Three of the six Republican presidential candidates who gathered for a forum in a Des Moines church on Saturday choked back their emotions after the moderator pressed them to “bare their soul” to the audience. Rick Perry patted Herman Cain’s shoulder as Cain talked about being diagnosed with stage four cancer.
“I will never forget, before my wife and I were about to get in the car I said, ‘I can do this.’ She said, ‘We can do this,'” Cain said, his voice breaking.
Perry responded with an “Amen” and the crowd applauded.
Rick Santorum spoke about his own failings as a father toward his baby daughter who suffers from a rare disorder.
“I decided that the best thing I could do was to treat her differently, to not love her because it wouldn’t hurt as much if I lost her,” Santorum said, adding he then prayed his daughter would live.

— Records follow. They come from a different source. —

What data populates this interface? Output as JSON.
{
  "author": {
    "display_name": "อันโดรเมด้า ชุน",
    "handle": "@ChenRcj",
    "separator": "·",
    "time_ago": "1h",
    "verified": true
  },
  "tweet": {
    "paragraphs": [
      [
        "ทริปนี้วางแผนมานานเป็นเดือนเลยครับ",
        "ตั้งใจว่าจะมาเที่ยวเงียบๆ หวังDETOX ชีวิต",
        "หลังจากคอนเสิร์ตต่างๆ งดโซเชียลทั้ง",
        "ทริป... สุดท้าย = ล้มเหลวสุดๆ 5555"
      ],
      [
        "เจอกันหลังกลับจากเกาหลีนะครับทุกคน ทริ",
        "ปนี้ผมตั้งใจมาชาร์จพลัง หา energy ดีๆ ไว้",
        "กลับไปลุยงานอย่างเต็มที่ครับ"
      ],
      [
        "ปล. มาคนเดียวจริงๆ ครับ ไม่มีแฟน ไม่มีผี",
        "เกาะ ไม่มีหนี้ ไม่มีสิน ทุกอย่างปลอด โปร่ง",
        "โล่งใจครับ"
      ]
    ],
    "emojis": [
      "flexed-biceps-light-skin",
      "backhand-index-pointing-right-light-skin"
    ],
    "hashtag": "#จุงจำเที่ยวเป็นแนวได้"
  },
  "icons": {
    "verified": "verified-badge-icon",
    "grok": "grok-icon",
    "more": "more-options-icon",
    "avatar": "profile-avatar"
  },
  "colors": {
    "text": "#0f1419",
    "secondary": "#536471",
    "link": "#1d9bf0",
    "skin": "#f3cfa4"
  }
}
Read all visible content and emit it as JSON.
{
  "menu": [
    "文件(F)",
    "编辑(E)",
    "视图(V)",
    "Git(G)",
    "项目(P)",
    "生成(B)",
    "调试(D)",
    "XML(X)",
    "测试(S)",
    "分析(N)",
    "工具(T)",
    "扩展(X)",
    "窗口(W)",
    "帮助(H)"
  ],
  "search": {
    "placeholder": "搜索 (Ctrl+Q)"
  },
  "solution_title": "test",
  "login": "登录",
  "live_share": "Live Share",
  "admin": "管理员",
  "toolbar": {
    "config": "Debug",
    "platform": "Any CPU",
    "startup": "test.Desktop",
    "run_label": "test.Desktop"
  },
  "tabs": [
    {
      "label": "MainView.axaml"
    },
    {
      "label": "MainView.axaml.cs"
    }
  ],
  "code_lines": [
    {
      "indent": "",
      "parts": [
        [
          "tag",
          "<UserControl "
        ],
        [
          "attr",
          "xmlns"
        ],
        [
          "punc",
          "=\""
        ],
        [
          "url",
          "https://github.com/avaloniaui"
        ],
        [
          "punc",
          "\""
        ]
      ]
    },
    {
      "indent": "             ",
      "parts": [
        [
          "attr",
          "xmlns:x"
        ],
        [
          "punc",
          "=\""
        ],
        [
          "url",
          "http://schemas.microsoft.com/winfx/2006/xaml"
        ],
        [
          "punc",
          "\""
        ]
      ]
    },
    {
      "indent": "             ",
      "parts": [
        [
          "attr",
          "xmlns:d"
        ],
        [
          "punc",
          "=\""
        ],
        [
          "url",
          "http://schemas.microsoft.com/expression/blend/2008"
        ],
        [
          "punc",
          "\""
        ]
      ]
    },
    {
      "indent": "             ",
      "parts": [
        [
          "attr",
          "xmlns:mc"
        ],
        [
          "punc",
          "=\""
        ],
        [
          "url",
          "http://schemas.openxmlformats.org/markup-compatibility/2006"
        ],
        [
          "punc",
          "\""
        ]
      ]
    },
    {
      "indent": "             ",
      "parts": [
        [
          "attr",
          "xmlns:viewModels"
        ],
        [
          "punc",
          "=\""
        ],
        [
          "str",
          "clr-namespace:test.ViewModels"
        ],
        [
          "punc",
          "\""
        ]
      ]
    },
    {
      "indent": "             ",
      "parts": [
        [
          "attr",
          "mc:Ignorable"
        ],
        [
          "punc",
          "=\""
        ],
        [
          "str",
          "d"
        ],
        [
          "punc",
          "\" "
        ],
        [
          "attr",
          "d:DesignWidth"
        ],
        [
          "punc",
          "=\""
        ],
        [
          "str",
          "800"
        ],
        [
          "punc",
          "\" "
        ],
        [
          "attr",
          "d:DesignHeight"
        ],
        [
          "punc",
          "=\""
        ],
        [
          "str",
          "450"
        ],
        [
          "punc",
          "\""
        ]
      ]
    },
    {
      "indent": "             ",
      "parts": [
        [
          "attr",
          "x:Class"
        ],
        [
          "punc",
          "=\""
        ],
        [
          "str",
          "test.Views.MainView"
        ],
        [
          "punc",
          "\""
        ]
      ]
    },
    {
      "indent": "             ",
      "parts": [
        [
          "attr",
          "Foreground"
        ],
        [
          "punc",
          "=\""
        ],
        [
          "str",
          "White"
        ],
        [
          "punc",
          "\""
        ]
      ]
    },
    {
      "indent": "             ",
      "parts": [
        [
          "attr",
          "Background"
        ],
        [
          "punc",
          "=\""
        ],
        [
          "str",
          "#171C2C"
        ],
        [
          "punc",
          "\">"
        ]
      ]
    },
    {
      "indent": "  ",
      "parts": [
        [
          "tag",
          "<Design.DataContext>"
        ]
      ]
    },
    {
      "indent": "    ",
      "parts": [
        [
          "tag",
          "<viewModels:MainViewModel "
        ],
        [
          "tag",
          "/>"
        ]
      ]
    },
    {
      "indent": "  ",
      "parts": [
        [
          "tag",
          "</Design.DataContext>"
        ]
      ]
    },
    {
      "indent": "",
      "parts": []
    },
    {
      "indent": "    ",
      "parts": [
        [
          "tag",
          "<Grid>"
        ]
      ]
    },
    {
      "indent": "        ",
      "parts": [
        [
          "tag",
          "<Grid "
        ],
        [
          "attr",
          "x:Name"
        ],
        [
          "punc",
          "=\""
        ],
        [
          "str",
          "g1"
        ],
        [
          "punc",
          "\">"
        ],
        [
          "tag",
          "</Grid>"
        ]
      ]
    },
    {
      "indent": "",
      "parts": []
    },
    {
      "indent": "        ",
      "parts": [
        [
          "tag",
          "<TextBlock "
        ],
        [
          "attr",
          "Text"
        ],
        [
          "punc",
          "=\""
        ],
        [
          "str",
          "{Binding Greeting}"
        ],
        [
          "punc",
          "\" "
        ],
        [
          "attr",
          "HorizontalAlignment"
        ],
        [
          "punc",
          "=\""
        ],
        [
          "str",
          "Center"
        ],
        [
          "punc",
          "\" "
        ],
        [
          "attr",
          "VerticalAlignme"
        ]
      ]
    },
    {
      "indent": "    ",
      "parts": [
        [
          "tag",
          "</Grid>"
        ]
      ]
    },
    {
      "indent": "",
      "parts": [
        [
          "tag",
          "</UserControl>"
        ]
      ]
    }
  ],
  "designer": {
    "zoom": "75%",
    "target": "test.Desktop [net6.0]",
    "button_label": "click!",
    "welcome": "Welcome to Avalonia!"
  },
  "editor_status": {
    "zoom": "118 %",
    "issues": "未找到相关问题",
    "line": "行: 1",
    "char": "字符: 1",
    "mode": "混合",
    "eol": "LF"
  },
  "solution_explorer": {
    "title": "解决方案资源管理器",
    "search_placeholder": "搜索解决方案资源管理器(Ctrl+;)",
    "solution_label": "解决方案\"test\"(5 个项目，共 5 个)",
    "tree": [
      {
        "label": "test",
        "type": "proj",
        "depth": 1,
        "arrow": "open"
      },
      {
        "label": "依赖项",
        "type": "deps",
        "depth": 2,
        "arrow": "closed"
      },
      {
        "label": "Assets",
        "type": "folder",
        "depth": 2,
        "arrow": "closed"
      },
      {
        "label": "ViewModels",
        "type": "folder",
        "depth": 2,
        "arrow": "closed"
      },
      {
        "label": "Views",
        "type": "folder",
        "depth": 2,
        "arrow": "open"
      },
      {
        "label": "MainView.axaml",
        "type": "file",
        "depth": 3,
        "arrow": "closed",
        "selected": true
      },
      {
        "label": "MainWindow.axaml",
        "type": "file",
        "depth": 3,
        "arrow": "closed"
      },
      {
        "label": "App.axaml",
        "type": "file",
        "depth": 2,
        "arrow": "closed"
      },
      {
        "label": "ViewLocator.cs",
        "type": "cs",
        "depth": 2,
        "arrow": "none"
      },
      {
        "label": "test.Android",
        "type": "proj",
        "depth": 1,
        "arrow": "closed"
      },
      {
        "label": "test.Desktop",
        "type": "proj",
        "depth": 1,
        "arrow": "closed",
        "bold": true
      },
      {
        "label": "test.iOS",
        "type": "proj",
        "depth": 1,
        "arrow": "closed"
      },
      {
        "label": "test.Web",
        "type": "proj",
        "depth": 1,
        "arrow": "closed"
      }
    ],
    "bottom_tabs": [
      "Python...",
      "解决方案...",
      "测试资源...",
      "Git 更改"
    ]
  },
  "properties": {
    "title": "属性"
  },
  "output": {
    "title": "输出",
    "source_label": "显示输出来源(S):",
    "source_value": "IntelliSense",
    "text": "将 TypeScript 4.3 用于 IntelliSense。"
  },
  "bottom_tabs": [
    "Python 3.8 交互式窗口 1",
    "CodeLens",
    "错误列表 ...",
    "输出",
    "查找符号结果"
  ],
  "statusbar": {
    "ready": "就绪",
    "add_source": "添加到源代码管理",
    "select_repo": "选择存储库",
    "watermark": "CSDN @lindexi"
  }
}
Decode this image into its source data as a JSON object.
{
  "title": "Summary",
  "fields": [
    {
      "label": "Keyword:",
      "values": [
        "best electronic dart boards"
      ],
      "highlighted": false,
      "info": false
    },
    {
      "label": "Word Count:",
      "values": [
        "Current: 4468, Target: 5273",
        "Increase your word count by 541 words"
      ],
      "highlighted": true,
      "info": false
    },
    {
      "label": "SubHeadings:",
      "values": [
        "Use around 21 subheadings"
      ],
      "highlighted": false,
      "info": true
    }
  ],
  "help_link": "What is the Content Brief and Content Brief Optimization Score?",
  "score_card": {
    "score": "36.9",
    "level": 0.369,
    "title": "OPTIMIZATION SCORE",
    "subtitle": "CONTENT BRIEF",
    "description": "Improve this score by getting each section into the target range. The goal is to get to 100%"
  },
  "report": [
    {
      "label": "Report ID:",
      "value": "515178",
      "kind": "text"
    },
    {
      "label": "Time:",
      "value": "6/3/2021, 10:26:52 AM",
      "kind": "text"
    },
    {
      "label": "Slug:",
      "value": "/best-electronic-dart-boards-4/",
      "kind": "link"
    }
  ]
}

Newt Gingrich nearly wept while talking about a baby who had survived surgery to repair a rare heart defect, only to undergo surgery after surgery for the next six years to remove brain tumors.
“You look at that and you say to yourself, ‘All right, do I want some bureaucracy deciding that on a percentage basis this is not worth the investment?” Gingrich said, sniffling, before continuing: “Or do I want a country that cares about every life of that depth? That is what next year’s all about.”
Perry again offered an “Amen” as an affirmation.
About 3000 people were gathered in the evangelical Christian church in Des Moines to watch the forum in person. Perry talked openly about his faith and at one point vowed to cut foreign aid to China.
“The idea that we are sending billions of dollars to China who are aborting 35,000 children a day is immoral and wrong and has to stop,” Perry said.
Michele Bachmann talked about her conversion experience at the age of 16. “And that’s when I got on my knees, admitted I was a sinner. I gave my heart to Jesus Christ and I recognize that my actions just aren’t about this world. I’ll have to answer to God in the next world,” Bachmann said. “That’s a part, I think, of being president. When you take that oath, we’re answerable to God for the decisions that we make.”
Ron Paul joked that he’s proudest of being a medical doctor, because doctors are much better liked than politicians.
“There’s nothing more marvelous in medicine than sharing new life and having delivered thousands of babies,” Paul said. “And this is a very joyous profession.”
Audience members like Kevin Butters of Ankeny say they liked the discussion, but it didn’t get them closer to deciding which candidate to support in the Caucuses.
“I like Newt just because he seems to know a lot. He’s a very intelligent guy. He comes off really well,” Butters said. “But then I also like Bachmann and Santorum only because they seem to be (willing to say), ‘This is where I am, whether you like this or not. This is exactly who I am and what I’m going to be.'”
Karen Bode of Ankeny had hoped to learn more about the candidates.
“But also to say, ‘Oh, o.k. This one hits really right exactly what I believe and I didn’t get that,'” Bode said. “I probably became a bit more confused.”
Jack Ferguson of Newton seems to have narrowed his choices down to three.
“I like Ron Paul or Newt Gingrich,” Ferguson said after the forum. “But I’m afraid of a politician and so therefore, too, I might be looking at Cain because he’s not a politician.”
Clayton Bretey of Atlantic said he may be closer to choosing a candidate.
“They were all good. I was impressed with all of them,” Bretey said. “If any of them gets in, I think we’ll be all right.”
Mitt Romney was invited but did not attend. None of his rivals mentioned him, although the moderator joked about Romney’s absence — and Gingrich quickly criticized him for doing so. The event was organized by The Family Leader and was a fundraiser for the organization.